** Exercise goal **
Your response should be every line of the data, written out exactly.
◇ ◇ ◇ ◇ ◇
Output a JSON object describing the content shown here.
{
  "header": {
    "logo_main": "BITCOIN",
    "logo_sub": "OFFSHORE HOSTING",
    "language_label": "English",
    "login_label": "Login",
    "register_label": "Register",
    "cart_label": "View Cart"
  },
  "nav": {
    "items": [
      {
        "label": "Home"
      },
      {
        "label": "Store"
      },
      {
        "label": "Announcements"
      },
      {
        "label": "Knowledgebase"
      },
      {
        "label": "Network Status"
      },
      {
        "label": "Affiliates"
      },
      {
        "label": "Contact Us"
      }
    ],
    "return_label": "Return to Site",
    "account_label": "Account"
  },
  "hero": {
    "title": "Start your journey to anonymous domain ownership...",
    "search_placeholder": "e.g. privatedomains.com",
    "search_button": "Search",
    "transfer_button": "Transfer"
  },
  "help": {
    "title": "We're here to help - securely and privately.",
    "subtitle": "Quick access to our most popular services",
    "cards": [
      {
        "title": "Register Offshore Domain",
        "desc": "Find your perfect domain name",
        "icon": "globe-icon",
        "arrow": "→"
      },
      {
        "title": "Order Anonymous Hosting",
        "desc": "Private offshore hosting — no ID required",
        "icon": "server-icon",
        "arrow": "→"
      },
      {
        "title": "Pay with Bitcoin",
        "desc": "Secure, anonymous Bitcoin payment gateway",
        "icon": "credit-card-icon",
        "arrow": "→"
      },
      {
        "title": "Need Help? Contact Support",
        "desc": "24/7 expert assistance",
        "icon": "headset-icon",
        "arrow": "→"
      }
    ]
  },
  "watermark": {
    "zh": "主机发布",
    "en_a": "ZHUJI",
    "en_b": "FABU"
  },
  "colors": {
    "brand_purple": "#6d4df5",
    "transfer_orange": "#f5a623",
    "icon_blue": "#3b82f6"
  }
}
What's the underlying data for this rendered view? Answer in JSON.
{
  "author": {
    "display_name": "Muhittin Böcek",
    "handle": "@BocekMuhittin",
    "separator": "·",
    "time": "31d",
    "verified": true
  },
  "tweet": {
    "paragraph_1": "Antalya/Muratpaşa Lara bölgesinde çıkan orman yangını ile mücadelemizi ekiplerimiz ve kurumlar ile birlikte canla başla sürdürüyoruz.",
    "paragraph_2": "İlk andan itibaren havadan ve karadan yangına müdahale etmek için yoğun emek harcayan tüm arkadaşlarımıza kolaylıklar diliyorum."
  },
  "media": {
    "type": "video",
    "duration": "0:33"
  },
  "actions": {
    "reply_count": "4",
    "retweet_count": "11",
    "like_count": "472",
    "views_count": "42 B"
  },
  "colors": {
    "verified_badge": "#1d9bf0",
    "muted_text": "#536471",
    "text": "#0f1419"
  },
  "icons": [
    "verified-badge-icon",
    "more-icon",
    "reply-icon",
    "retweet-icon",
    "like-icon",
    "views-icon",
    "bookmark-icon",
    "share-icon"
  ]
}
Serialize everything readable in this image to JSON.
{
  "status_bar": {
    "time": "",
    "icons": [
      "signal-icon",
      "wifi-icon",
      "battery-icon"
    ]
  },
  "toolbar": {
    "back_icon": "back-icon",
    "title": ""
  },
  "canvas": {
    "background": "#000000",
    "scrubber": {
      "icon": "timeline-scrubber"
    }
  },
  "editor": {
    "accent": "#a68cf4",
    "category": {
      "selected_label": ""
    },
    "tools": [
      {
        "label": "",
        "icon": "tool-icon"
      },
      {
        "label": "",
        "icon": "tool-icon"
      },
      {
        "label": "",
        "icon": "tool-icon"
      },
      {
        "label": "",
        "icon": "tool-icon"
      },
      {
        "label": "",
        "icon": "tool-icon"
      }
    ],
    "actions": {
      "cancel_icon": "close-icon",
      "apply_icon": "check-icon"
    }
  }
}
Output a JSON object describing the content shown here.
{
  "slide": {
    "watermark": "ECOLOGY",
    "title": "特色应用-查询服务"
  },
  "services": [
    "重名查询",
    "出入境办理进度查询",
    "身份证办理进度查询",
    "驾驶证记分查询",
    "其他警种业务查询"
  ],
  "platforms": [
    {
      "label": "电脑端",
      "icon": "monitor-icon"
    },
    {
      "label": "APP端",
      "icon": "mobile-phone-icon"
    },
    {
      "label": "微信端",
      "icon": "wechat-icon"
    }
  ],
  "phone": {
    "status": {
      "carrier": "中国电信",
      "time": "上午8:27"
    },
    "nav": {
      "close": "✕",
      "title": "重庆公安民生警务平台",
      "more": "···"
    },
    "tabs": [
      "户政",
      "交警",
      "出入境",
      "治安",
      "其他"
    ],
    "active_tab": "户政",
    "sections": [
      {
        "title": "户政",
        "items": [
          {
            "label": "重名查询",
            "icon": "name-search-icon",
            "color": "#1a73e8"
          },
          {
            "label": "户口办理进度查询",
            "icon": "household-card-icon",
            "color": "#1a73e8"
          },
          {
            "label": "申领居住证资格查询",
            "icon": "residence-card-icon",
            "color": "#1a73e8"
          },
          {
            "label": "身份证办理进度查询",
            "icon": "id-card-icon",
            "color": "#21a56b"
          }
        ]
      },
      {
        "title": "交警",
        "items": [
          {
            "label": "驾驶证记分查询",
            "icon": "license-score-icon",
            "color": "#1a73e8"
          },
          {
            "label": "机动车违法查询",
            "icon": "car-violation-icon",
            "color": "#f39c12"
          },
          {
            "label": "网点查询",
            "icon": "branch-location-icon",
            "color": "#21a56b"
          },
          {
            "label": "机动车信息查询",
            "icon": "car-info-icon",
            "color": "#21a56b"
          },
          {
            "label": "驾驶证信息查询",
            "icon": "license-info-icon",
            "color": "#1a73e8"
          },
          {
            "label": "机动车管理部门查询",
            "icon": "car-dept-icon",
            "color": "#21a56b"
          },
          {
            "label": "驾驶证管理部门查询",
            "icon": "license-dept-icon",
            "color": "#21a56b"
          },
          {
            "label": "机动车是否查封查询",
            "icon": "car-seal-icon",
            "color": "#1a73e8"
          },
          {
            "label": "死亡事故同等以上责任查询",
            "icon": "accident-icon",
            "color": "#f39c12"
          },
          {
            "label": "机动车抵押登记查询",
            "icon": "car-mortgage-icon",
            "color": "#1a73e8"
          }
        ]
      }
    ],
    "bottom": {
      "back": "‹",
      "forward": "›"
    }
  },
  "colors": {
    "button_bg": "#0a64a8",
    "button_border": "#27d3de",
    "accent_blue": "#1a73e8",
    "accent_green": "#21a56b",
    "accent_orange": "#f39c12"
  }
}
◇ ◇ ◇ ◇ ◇
** Written reply **
Output a JSON object describing the content shown here.
{
  "header": {
    "logo_main": "BITCOIN",
    "logo_sub": "OFFSHORE HOSTING",
    "language_label": "English",
    "login_label": "Login",
    "register_label": "Register",
    "cart_label": "View Cart"
  },
  "nav": {
    "items": [
      {
        "label": "Home"
      },
      {
        "label": "Store"
      },
      {
        "label": "Announcements"
      },
      {
        "label": "Knowledgebase"
      },
      {
        "label": "Network Status"
      },
      {
        "label": "Affiliates"
      },
      {
        "label": "Contact Us"
      }
    ],
    "return_label": "Return to Site",
    "account_label": "Account"
  },
  "hero": {
    "title": "Start your journey to anonymous domain ownership...",
    "search_placeholder": "e.g. privatedomains.com",
    "search_button": "Search",
    "transfer_button": "Transfer"
  },
  "help": {
    "title": "We're here to help - securely and privately.",
    "subtitle": "Quick access to our most popular services",
    "cards": [
      {
        "title": "Register Offshore Domain",
        "desc": "Find your perfect domain name",
        "icon": "globe-icon",
        "arrow": "→"
      },
      {
        "title": "Order Anonymous Hosting",
        "desc": "Private offshore hosting — no ID required",
        "icon": "server-icon",
        "arrow": "→"
      },
      {
        "title": "Pay with Bitcoin",
        "desc": "Secure, anonymous Bitcoin payment gateway",
        "icon": "credit-card-icon",
        "arrow": "→"
      },
      {
        "title": "Need Help? Contact Support",
        "desc": "24/7 expert assistance",
        "icon": "headset-icon",
        "arrow": "→"
      }
    ]
  },
  "watermark": {
    "zh": "主机发布",
    "en_a": "ZHUJI",
    "en_b": "FABU"
  },
  "colors": {
    "brand_purple": "#6d4df5",
    "transfer_orange": "#f5a623",
    "icon_blue": "#3b82f6"
  }
}
What's the underlying data for this rendered view? Answer in JSON.
{
  "author": {
    "display_name": "Muhittin Böcek",
    "handle": "@BocekMuhittin",
    "separator": "·",
    "time": "31d",
    "verified": true
  },
  "tweet": {
    "paragraph_1": "Antalya/Muratpaşa Lara bölgesinde çıkan orman yangını ile mücadelemizi ekiplerimiz ve kurumlar ile birlikte canla başla sürdürüyoruz.",
    "paragraph_2": "İlk andan itibaren havadan ve karadan yangına müdahale etmek için yoğun emek harcayan tüm arkadaşlarımıza kolaylıklar diliyorum."
  },
  "media": {
    "type": "video",
    "duration": "0:33"
  },
  "actions": {
    "reply_count": "4",
    "retweet_count": "11",
    "like_count": "472",
    "views_count": "42 B"
  },
  "colors": {
    "verified_badge": "#1d9bf0",
    "muted_text": "#536471",
    "text": "#0f1419"
  },
  "icons": [
    "verified-badge-icon",
    "more-icon",
    "reply-icon",
    "retweet-icon",
    "like-icon",
    "views-icon",
    "bookmark-icon",
    "share-icon"
  ]
}
Serialize everything readable in this image to JSON.
{
  "status_bar": {
    "time": "",
    "icons": [
      "signal-icon",
      "wifi-icon",
      "battery-icon"
    ]
  },
  "toolbar": {
    "back_icon": "back-icon",
    "title": ""
  },
  "canvas": {
    "background": "#000000",
    "scrubber": {
      "icon": "timeline-scrubber"
    }
  },
  "editor": {
    "accent": "#a68cf4",
    "category": {
      "selected_label": ""
    },
    "tools": [
      {
        "label": "",
        "icon": "tool-icon"
      },
      {
        "label": "",
        "icon": "tool-icon"
      },
      {
        "label": "",
        "icon": "tool-icon"
      },
      {
        "label": "",
        "icon": "tool-icon"
      },
      {
        "label": "",
        "icon": "tool-icon"
      }
    ],
    "actions": {
      "cancel_icon": "close-icon",
      "apply_icon": "check-icon"
    }
  }
}
Output a JSON object describing the content shown here.
{
  "slide": {
    "watermark": "ECOLOGY",
    "title": "特色应用-查询服务"
  },
  "services": [
    "重名查询",
    "出入境办理进度查询",
    "身份证办理进度查询",
    "驾驶证记分查询",
    "其他警种业务查询"
  ],
  "platforms": [
    {
      "label": "电脑端",
      "icon": "monitor-icon"
    },
    {
      "label": "APP端",
      "icon": "mobile-phone-icon"
    },
    {
      "label": "微信端",
      "icon": "wechat-icon"
    }
  ],
  "phone": {
    "status": {
      "carrier": "中国电信",
      "time": "上午8:27"
    },
    "nav": {
      "close": "✕",
      "title": "重庆公安民生警务平台",
      "more": "···"
    },
    "tabs": [
      "户政",
      "交警",
      "出入境",
      "治安",
      "其他"
    ],
    "active_tab": "户政",
    "sections": [
      {
        "title": "户政",
        "items": [
          {
            "label": "重名查询",
            "icon": "name-search-icon",
            "color": "#1a73e8"
          },
          {
            "label": "户口办理进度查询",
            "icon": "household-card-icon",
            "color": "#1a73e8"
          },
          {
            "label": "申领居住证资格查询",
            "icon": "residence-card-icon",
            "color": "#1a73e8"
          },
          {
            "label": "身份证办理进度查询",
            "icon": "id-card-icon",
            "color": "#21a56b"
          }
        ]
      },
      {
        "title": "交警",
        "items": [
          {
            "label": "驾驶证记分查询",
            "icon": "license-score-icon",
            "color": "#1a73e8"
          },
          {
            "label": "机动车违法查询",
            "icon": "car-violation-icon",
            "color": "#f39c12"
          },
          {
            "label": "网点查询",
            "icon": "branch-location-icon",
            "color": "#21a56b"
          },
          {
            "label": "机动车信息查询",
            "icon": "car-info-icon",
            "color": "#21a56b"
          },
          {
            "label": "驾驶证信息查询",
            "icon": "license-info-icon",
            "color": "#1a73e8"
          },
          {
            "label": "机动车管理部门查询",
            "icon": "car-dept-icon",
            "color": "#21a56b"
          },
          {
            "label": "驾驶证管理部门查询",
            "icon": "license-dept-icon",
            "color": "#21a56b"
          },
          {
            "label": "机动车是否查封查询",
            "icon": "car-seal-icon",
            "color": "#1a73e8"
          },
          {
            "label": "死亡事故同等以上责任查询",
            "icon": "accident-icon",
            "color": "#f39c12"
          },
          {
            "label": "机动车抵押登记查询",
            "icon": "car-mortgage-icon",
            "color": "#1a73e8"
          }
        ]
      }
    ],
    "bottom": {
      "back": "‹",
      "forward": "›"
    }
  },
  "colors": {
    "button_bg": "#0a64a8",
    "button_border": "#27d3de",
    "accent_blue": "#1a73e8",
    "accent_green": "#21a56b",
    "accent_orange": "#f39c12"
  }
}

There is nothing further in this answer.